Music played a central role in Jewish life in Eastern Europe. As in Jewish communities worldwide, East European Jews continued the ancient musical traditions connected with synagogue prayer and public reading from the Torah . To this were added more recent religious songs for Shabes  and holidays, based on medieval texts and melodies. Yet at the same time as they preserved their musical past, the Jews of Eastern Europe also actively created completely new kinds of Jewish music. The Hasidic  movement that sprang to life in 18th-century Eastern Europe transformed Jewish society worldwide through its thousands of new, soulful, wordless melodies known as nigunim. Outside of the synagogue, Yiddish folk songs began to appear as part of all sorts of life situations, ranging from beautiful songs of romance and love, to children's lullabies, to epic ballads about famous historical events. Communal celebration was also a major theme and inspired creation of new styles of Jewish music in Eastern Europe. Jewish professional musicians developed klezmer  music, an original style of folk music that transformed weddings in Eastern Europe into all-night dance parties. The holiday of Purim  emerged as an occasion for elaborate musical plays poking fun at the leaders of the community, a custom which later evolved into the secular Yiddish theater. Modern times also spawned other innovation in Jewish music, including songs and anthems for political causes and groups such as the Zionist youth movement and the Bund ; Russian Jewish classical music; and Holocaust-era songs of resistance and remembrance. In more recent times, many of the great East European Jewish musical traditions have gained a renewed and even expanded popularity, as contemporary Yiddish music finds enthusiasts among Jews and non-Jews around the world.


The Jews of Eastern Europe inherited a rich tradition of religious (or liturgical) music stretching back to its earliest roots in the Bible. Religious music varied enormously in terms of form and function. In the synagogue, Jewish prayer was centered on ancient texts, which were mostly sung in a melodic chant. Musically, this was a collection of free-flowing melodies without fixed rhythm called the nusakh.

During the regular Shabes reading from the Torah, and on holidays, a special set of short and distinctive traditional melodies called trope  sound was used.
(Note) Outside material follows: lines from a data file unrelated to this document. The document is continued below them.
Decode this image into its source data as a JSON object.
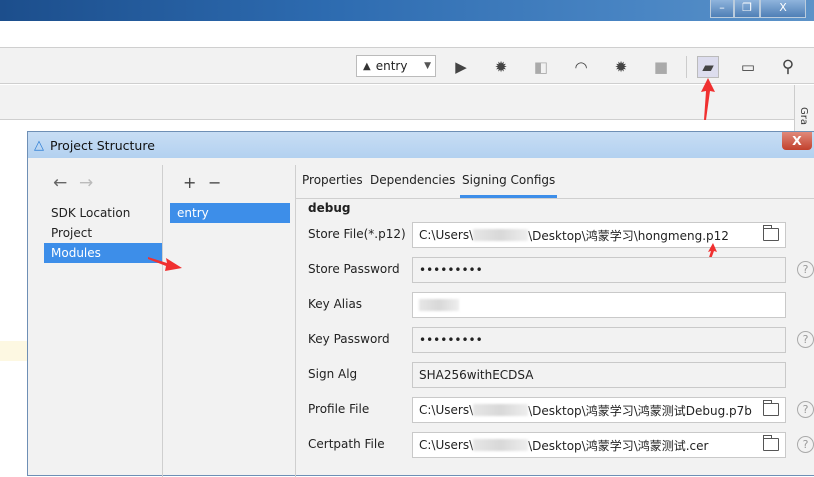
{
  "window": {
    "minimize": "–",
    "restore": "❐",
    "close": "X"
  },
  "toolbar": {
    "run_config": "entry",
    "icons": [
      "run-icon",
      "debug-icon",
      "attach-debugger-icon",
      "profile-icon",
      "debug-attach-icon",
      "stop-icon",
      "project-structure-icon",
      "device-manager-icon",
      "search-icon"
    ]
  },
  "right_strip": {
    "label": "Gra"
  },
  "dialog": {
    "title": "Project Structure",
    "close": "X",
    "nav": {
      "items": [
        "SDK Location",
        "Project",
        "Modules"
      ],
      "selected": "Modules"
    },
    "modules": {
      "add": "+",
      "remove": "−",
      "items": [
        "entry"
      ]
    },
    "tabs": [
      "Properties",
      "Dependencies",
      "Signing Configs"
    ],
    "active_tab": "Signing Configs",
    "section": "debug",
    "fields": [
      {
        "label": "Store File(*.p12)",
        "prefix": "C:\\Users\\",
        "value": "\\Desktop\\鸿蒙学习\\hongmeng.p12",
        "browse": true,
        "help": false
      },
      {
        "label": "Store Password",
        "value": "•••••••••",
        "help": true
      },
      {
        "label": "Key Alias",
        "value": "",
        "help": false
      },
      {
        "label": "Key Password",
        "value": "•••••••••",
        "help": true
      },
      {
        "label": "Sign Alg",
        "value": "SHA256withECDSA",
        "help": false
      },
      {
        "label": "Profile File",
        "prefix": "C:\\Users\\",
        "value": "\\Desktop\\鸿蒙学习\\鸿蒙测试Debug.p7b",
        "browse": true,
        "help": true
      },
      {
        "label": "Certpath File",
        "prefix": "C:\\Users\\",
        "value": "\\Desktop\\鸿蒙学习\\鸿蒙测试.cer",
        "browse": true,
        "help": true
      }
    ]
  },
  "colors": {
    "accent": "#3d8ee9",
    "annotation_arrow": "#f03030"
  }
}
Torah melodies were handed down from ancient times, and like the texts of the prayers, they were meant to remain constant and unchanged throughout the centuries.

Many sections of the liturgy were chanted or sung by individuals, and others chanted together by the entire congregation. While the texts of Jewish prayers were preserved through written prayer books, the music was part of an oral tradition, passed on from place to place, and generation to generation, by the informal prayerleaders who ran the services. Eventually, among Ashkenazi Jewry, there developed a specific occupational role connected to synagogue music and singing: the hazzan or cantor.

Portrait of a family gathering at the end of a meal (Zyrardow, Poland, date unknown).

Beside the ancient prayers and Torah readings, there was always a large space left in the service for religious songs. These songs, called piyyutim , were really religious poems, written in Hebrew and Aramaic, sung to a whole range of melodies, some old, some newly composed, and some adopted and adapted from neighboring cultures' folk songs. Piyyutim first appeared in the synagogue service around the 7th century C.E. Over time, some piyyutim proved to be so popular that they became permanent parts of the synagogue prayers. This was particularly true of the compositions of famous medieval Hebrew poets.

By late medieval times, piyyutim had begun to change in both form and function. They began to appear in other settings than the synagogue in East European Jewish communities, in particular at family religious celebrations such as the Shabes table and on other holidays. In addition, a variety of people began to compose and perform them. The most powerful piyyutim were often written by anonymous pious Jews. These include the unique tekhines  composed by Jewish women in Eastern Europe, which are some of the oldest and most powerful examples of spiritual writing by women.